1936, Gichin changed the name "Dai-nihon Karate-do Kenkyukai", which was established to promote communication and information
exchange among people who study karate-do, to "Dai-nihon Karate-do Shoto-kai".
"Shoto" was the pen name of Gichin.
1939, Gichin constructed a karate dojo "Dai-nihon Karate-do Shoto-kan" in Zoshigaya, Mejiro, with the co-operation of Gigo
Funakoshi and other followers.
Shoto-kan played the central role in the technical aspects as the main dojo of Dai-nihon
Karate-do Shoto-kai, and established the systematic daily exercises, which are generally practiced today.
Taikyoku no kata, kumite ten-no kata, and kon no kata "matsukaze".
Until he passed away in 1957, Gichin endeavored
to spread knowledge of karate-do as the Chairman of Nihon Karate-do Shoto-kai.
Gichin Funakoshi is thus called the Father
of modern karate-do.
Gigo Funakoshi (1906 - 1945)
is the third son of Gichin Funakoshi, and moved from Okinawa to Tokyo to live with his father when he was 17. Gigo became
a radiographer of the Section of Physical and Medical Consultation of the Ministry of Education.
When Takeshi Shimoda,
who was karate shihan-dai teaching in various universities, passed away, Gigo assumed his position and kept in touch with
Technically, Gigo was a faithful successor of Gichin and improved and developed moves.
played the central role in inventing Taikyoku no kata, kumite ten-no kata, and kon no kata "matsukaze", and in formualting
and establishing technical systems of Shoto-kai karate-do.
Gigo led the construction of Dai-nihon Karte-do Shoto-kan
Giei Funakoshi (1900 - 1961)
Funakoshi is the first son of Gichin Funakoshi.
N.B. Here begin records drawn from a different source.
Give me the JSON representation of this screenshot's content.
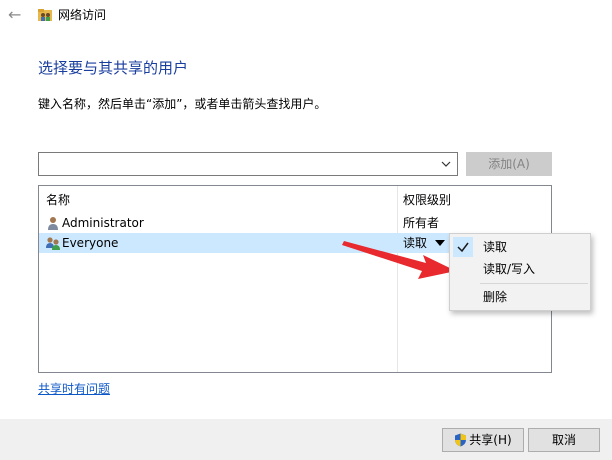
{
  "window": {
    "title": "网络访问"
  },
  "heading": "选择要与其共享的用户",
  "instruction": "键入名称，然后单击“添加”，或者单击箭头查找用户。",
  "name_input": {
    "value": ""
  },
  "add_button": "添加(A)",
  "columns": {
    "name": "名称",
    "permission": "权限级别"
  },
  "users": [
    {
      "name": "Administrator",
      "permission": "所有者",
      "icon": "user-icon"
    },
    {
      "name": "Everyone",
      "permission": "读取",
      "icon": "group-icon",
      "selected": true
    }
  ],
  "permission_menu": {
    "items": [
      {
        "label": "读取",
        "checked": true
      },
      {
        "label": "读取/写入",
        "checked": false
      },
      {
        "label": "删除",
        "checked": false
      }
    ]
  },
  "help_link": "共享时有问题",
  "footer": {
    "share_button": "共享(H)",
    "cancel_button": "取消"
  },
  "colors": {
    "heading": "#1a3e9e",
    "selection": "#cce8ff",
    "link": "#0c57c7",
    "annotation_arrow": "#e8292e"
  }
}
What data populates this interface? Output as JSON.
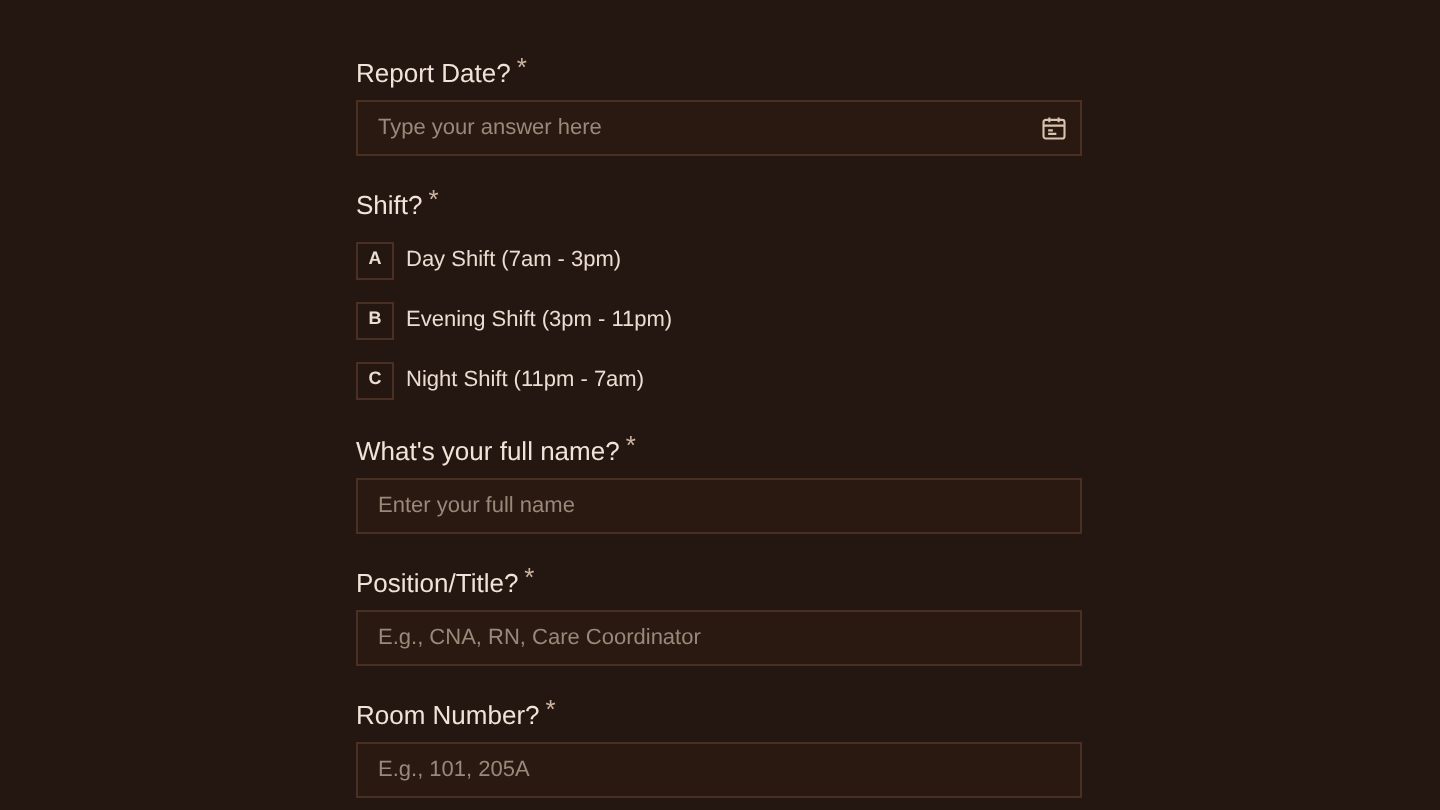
{
  "questions": [
    {
      "kind": "date",
      "label": "Report Date?",
      "asterisk": "*",
      "placeholder": "Type your answer here"
    },
    {
      "kind": "choice",
      "label": "Shift?",
      "asterisk": "*",
      "options": [
        {
          "key": "A",
          "label": "Day Shift (7am - 3pm)",
          "selected": false
        },
        {
          "key": "B",
          "label": "Evening Shift (3pm - 11pm)",
          "selected": false
        },
        {
          "key": "C",
          "label": "Night Shift (11pm - 7am)",
          "selected": false
        }
      ]
    },
    {
      "kind": "text",
      "label": "What's your full name?",
      "asterisk": "*",
      "placeholder": "Enter your full name"
    },
    {
      "kind": "text",
      "label": "Position/Title?",
      "asterisk": "*",
      "placeholder": "E.g., CNA, RN, Care Coordinator"
    },
    {
      "kind": "text",
      "label": "Room Number?",
      "asterisk": "*",
      "placeholder": "E.g., 101, 205A"
    }
  ]
}
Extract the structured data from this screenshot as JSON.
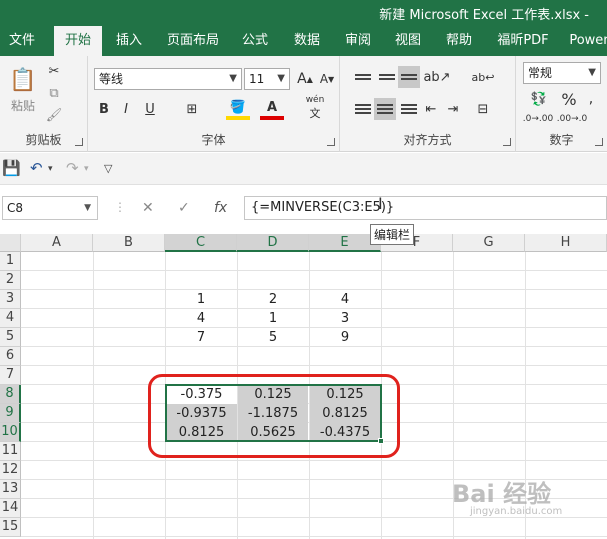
{
  "window": {
    "title": "新建 Microsoft Excel 工作表.xlsx  -"
  },
  "tabs": [
    "文件",
    "开始",
    "插入",
    "页面布局",
    "公式",
    "数据",
    "审阅",
    "视图",
    "帮助",
    "福昕PDF",
    "Power"
  ],
  "ribbon": {
    "clipboard": {
      "paste_label": "粘贴",
      "group_label": "剪贴板"
    },
    "font": {
      "font_name": "等线",
      "font_size": "11",
      "bold": "B",
      "italic": "I",
      "underline": "U",
      "phonetic": "wén",
      "group_label": "字体"
    },
    "alignment": {
      "group_label": "对齐方式"
    },
    "number": {
      "format": "常规",
      "percent": "%",
      "group_label": "数字"
    }
  },
  "formula_bar": {
    "name_box": "C8",
    "fx": "fx",
    "cancel": "✕",
    "enter": "✓",
    "formula": "{=MINVERSE(C3:E5)}",
    "tooltip": "编辑栏"
  },
  "grid": {
    "columns": [
      "A",
      "B",
      "C",
      "D",
      "E",
      "F",
      "G",
      "H"
    ],
    "rows": [
      "1",
      "2",
      "3",
      "4",
      "5",
      "6",
      "7",
      "8",
      "9",
      "10",
      "11",
      "12",
      "13",
      "14",
      "15"
    ],
    "matrix": [
      [
        "1",
        "2",
        "4"
      ],
      [
        "4",
        "1",
        "3"
      ],
      [
        "7",
        "5",
        "9"
      ]
    ],
    "inverse": [
      [
        "-0.375",
        "0.125",
        "0.125"
      ],
      [
        "-0.9375",
        "-1.1875",
        "0.8125"
      ],
      [
        "0.8125",
        "0.5625",
        "-0.4375"
      ]
    ]
  },
  "watermark": {
    "text": "Bai 经验",
    "sub": "jingyan.baidu.com"
  },
  "colors": {
    "brand": "#217346",
    "annotation": "#e0221d"
  }
}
After Gigo died still young and Gichin passed away, karate became simply a
fighting sport, ignoring the words of Gichin. Giei deplored the situation and succeeded in teaching the karate-do of Gichin
after becoming the second chairman of Nihon Karate-do Shoto-kai.
Giei emphasized the importance of reconstructing Shoto-kan
dojo as a technical center and as a place of training. Giei passed away before the new dojo was built, but laid the foundation
for its construction.